Beatriz in Spain: On the 24th December we are preparing for a family dinner in the evening. Before, we already have ready Christmas ornaments, the Christmas tree and the Nativity scene and might sing/listen to Christmas carols. The typical dishes depend on every Spanish region. Here, in Galicia, northwestern Spain, the most traditional meal is cod with cauliflower and boiled potatoes as well as shellfish (crayfish, different kinds of crabs, scallop shell, lobster, barnacles...). However, some people prepare roasted beef, capon, turkey, lamb, suckling pig, hake or octopus... On Christmas Day we have a family lunch, and some of the dishes you can eat are among the ones I named before. After dinner/lunch typical Christmas sweets are eaten like "turrón" (a kind of nougat candy typical in Spain in Xmas), "polvorones" (I heard it is similar to "shortbread" in New Zealand), "marzipan", "pasteles yema/gloria"... On the contrary to most countries in the world, we don't exchange gifts on Christmas Eve or Christmas Day, but on the 6th January, the Epiphany or the "Three Kings Day". However, in the latest years, Santa is more present than ever, and still many children get something "little" either on the 24th or the 25th. ¡Feliz Navidad a todos!

If you are interested in reading more articles related to the Christmas time and New Year's, check the following:

- Sinterklaas
- The Saint Nicholas tradition
- The Christmas Season in Spain
- New Year's Celebrations
- The Three Kings Day or "Día de Reyes"


  1. Same holiday in so many countries and so many differences:) Interesting.

    I can't believe someone has dinner with 50 people. It's so much preparations for just 12 persons in my family.

    I didn't know you're from Galicia. I was there once and I truely believe it's one of the most beautiful places in the world;)

  2. Yes, despite celebrating the same there are many differences depending on the country/region of the world we are! That is really interesting!

    I agree with you! I cannot imagine preparing a dinner for fifty people! :O Only for a few people requires a lot of effort, so fifty... Wow!

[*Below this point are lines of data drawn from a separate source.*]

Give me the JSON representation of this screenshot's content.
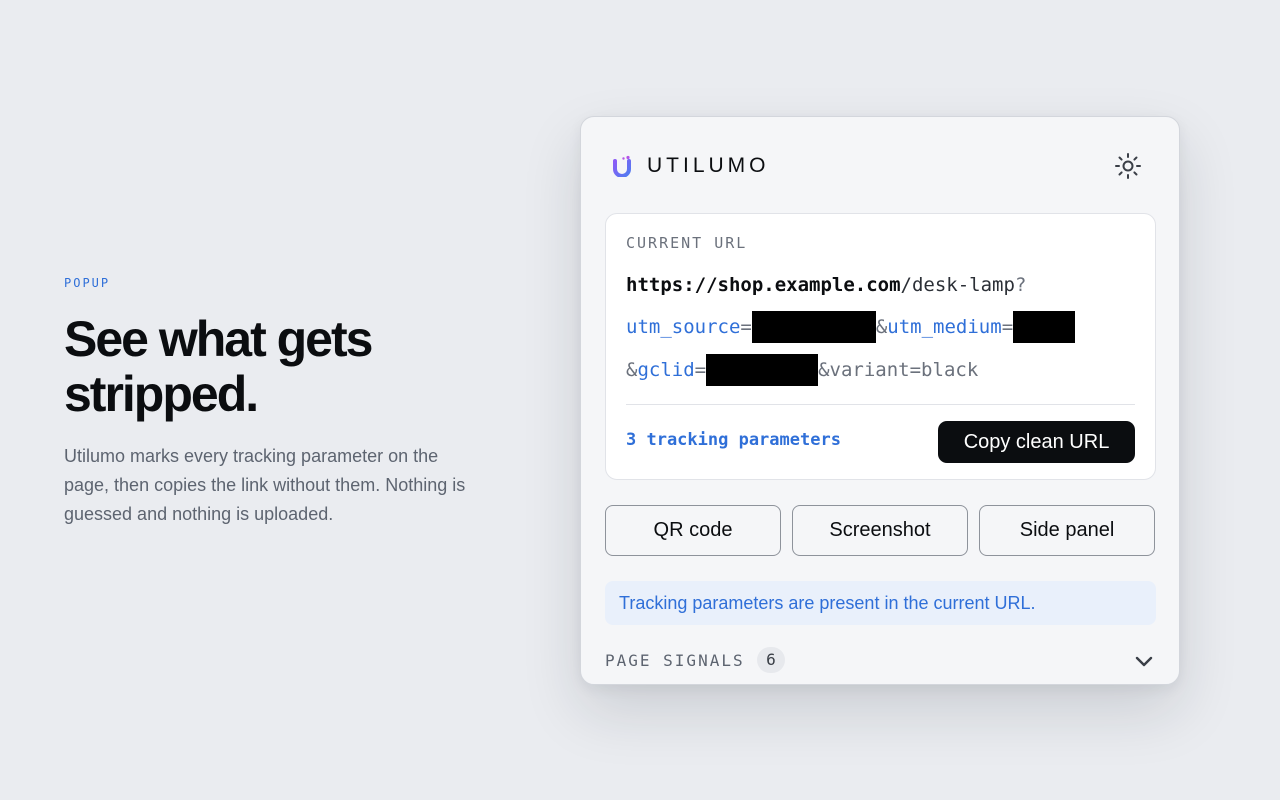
{
  "intro": {
    "eyebrow": "POPUP",
    "headline_line1": "See what gets",
    "headline_line2": "stripped.",
    "description": "Utilumo marks every tracking parameter on the page, then copies the link without them. Nothing is guessed and nothing is uploaded."
  },
  "popup": {
    "brand": "UTILUMO",
    "logo_icon": "utilumo-logo-icon",
    "theme_icon": "sun-icon",
    "url_card": {
      "label": "CURRENT URL",
      "url_host": "https://shop.example.com",
      "url_path": "/desk-lamp",
      "url_query_mark": "?",
      "param1_name": "utm_source",
      "param1_eq": "=",
      "param2_prefix": "&",
      "param2_name": "utm_medium",
      "param2_eq": "=",
      "param3_prefix": "&",
      "param3_name": "gclid",
      "param3_eq": "=",
      "param4": "&variant=black",
      "tracking_count_text": "3 tracking parameters",
      "copy_button": "Copy clean URL"
    },
    "actions": [
      "QR code",
      "Screenshot",
      "Side panel"
    ],
    "notice": "Tracking parameters are present in the current URL.",
    "signals": {
      "label": "PAGE SIGNALS",
      "count": "6",
      "chevron_icon": "chevron-down-icon"
    }
  },
  "colors": {
    "accent": "#2f6fd8",
    "background": "#eaecf0",
    "primary_button": "#0b0d10",
    "notice_bg": "#e9f0fb"
  }
}
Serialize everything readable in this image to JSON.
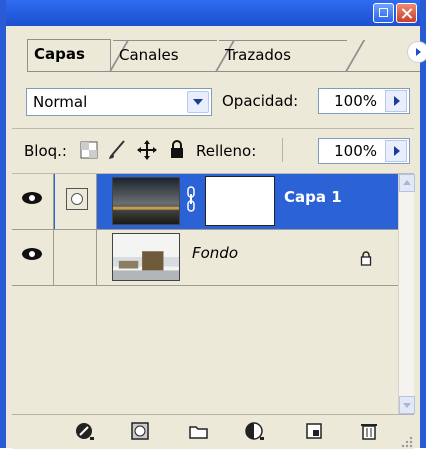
{
  "tabs": [
    {
      "label": "Capas",
      "active": true
    },
    {
      "label": "Canales",
      "active": false
    },
    {
      "label": "Trazados",
      "active": false
    }
  ],
  "blend_mode": {
    "value": "Normal"
  },
  "opacity": {
    "label": "Opacidad:",
    "value": "100%"
  },
  "lock": {
    "label": "Bloq.:",
    "icons": [
      "lock-transparent-icon",
      "lock-brush-icon",
      "lock-move-icon",
      "lock-all-icon"
    ]
  },
  "fill": {
    "label": "Relleno:",
    "value": "100%"
  },
  "layers": [
    {
      "name": "Capa 1",
      "selected": true,
      "has_mask": true,
      "visible": true
    },
    {
      "name": "Fondo",
      "selected": false,
      "locked": true,
      "visible": true
    }
  ],
  "toolbar_icons": [
    "link-layers-icon",
    "add-mask-icon",
    "new-group-icon",
    "adjustment-layer-icon",
    "new-layer-icon",
    "trash-icon"
  ],
  "colors": {
    "selection": "#2b62d6",
    "titlebar": "#2f6cf0",
    "panel": "#ece9d8"
  }
}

    Yes, yes I was born in Galicia, in the "Rías Baixas" area. :) I did not know you came here once. I cannot wait to hear more about your trip here, so will contact you by e-mail as soon as possible! :D I am so happy to hear that you liked Galicia so much! I think it is beautiful here but cannot say if it is one of the most beautiful places in the world. However, it is true there are amazing places in Galicia! :)